Was it acceptable for Greek, Roman and Jewish historians to invent accounts of the past?
Did even historians imitate and creatively reproduce entire passages from the great epic poems and tragic plays of their day?
Can we trust ancient historians who declare they relied upon eyewitness reports?
How does our understanding of history differ from the ancient concept of “historia”?
What implications do the answers to these questions have for the way we interpret the historical books of the Bible?
Thucydides has long been reputed to have been the first “scientific historian”. In his introduction he clearly indicates that his account of the Peloponnesian War is to be based on eyewitness reports and his own personal observations. He will eschew all myth and fable. His prose is austere, complex and compressed. He is accordingly judged to be a sober, critical, authoritative historian.
Classicist A. J. Woodman in a 1988 publication, Rhetoric in Classical Historiography: Four Studies, showed us that these views of Thucydides were in fact myths. Moderns have naively taken Thucydides’ words at face value or sometimes misinterpreted them in the light of modern ideals of how history should be written. We have also failed to recognize that even this “founder of scientific history” is in fact writing creative fiction that very often has more in common with Homeric epics and Greek tragedies than dry, scientific history.
So how is this possible?
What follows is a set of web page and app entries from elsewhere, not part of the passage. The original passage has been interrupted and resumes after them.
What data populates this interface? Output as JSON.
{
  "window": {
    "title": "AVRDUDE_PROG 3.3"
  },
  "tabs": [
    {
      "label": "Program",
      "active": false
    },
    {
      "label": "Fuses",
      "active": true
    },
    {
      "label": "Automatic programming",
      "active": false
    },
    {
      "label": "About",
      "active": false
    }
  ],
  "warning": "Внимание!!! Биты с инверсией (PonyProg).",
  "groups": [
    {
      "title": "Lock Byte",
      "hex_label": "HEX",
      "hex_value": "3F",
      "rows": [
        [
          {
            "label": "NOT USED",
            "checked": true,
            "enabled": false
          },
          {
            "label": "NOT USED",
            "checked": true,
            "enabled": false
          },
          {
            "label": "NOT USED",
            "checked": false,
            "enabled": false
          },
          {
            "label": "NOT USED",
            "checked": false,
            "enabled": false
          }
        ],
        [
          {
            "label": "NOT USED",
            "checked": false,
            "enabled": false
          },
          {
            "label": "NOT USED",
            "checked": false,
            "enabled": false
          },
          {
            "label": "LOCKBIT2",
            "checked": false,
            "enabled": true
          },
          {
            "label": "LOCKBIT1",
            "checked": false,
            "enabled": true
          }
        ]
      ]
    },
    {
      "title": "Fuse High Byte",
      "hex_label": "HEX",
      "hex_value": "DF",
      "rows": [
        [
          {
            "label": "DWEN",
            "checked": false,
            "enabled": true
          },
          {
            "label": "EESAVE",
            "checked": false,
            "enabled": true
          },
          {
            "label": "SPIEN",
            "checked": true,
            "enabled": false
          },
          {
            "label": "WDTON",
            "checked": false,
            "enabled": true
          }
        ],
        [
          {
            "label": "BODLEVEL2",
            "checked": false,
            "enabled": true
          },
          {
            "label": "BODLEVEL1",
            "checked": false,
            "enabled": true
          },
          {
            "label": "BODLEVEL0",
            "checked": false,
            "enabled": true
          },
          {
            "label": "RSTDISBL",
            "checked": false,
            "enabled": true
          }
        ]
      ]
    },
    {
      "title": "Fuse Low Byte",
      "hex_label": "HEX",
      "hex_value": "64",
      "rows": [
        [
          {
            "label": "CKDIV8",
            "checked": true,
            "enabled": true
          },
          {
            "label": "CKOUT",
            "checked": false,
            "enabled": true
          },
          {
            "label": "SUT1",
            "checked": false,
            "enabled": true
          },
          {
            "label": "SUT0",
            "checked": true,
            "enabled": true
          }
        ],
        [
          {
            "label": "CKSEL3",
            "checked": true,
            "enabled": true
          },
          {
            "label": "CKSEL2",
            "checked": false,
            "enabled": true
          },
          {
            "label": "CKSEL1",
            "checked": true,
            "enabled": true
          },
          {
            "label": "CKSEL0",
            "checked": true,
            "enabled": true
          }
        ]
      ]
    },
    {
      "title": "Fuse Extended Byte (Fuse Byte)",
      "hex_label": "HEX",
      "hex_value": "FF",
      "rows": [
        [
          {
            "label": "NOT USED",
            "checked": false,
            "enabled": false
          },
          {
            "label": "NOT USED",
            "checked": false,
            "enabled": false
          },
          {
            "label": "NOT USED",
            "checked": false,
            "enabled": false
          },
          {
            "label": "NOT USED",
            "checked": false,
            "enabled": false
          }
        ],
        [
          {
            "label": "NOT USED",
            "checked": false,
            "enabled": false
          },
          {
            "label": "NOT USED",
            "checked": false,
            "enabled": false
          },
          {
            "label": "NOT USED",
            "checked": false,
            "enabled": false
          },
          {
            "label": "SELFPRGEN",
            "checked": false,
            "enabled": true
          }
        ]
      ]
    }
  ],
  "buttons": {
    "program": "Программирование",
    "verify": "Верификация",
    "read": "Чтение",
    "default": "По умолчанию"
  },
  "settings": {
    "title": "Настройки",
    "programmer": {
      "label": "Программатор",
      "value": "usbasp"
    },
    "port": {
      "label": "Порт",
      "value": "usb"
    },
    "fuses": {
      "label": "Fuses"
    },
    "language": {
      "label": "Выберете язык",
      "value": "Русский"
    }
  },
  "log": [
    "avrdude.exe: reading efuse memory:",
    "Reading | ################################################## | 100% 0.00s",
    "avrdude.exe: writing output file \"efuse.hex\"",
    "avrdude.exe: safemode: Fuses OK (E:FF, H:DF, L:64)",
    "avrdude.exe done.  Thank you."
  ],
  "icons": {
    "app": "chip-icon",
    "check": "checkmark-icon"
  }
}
And if we can err in attributing our ideas of historical interests to Thucydides can we be sure we are not making the same mistakes with, say, Luke-Acts?
Before Thucydides we have Herodotus. Woodman begins by pointing out a few important details about this “father of history” that we will soon see carry over to Thucydides despite the many obvious differences between these two historians. read more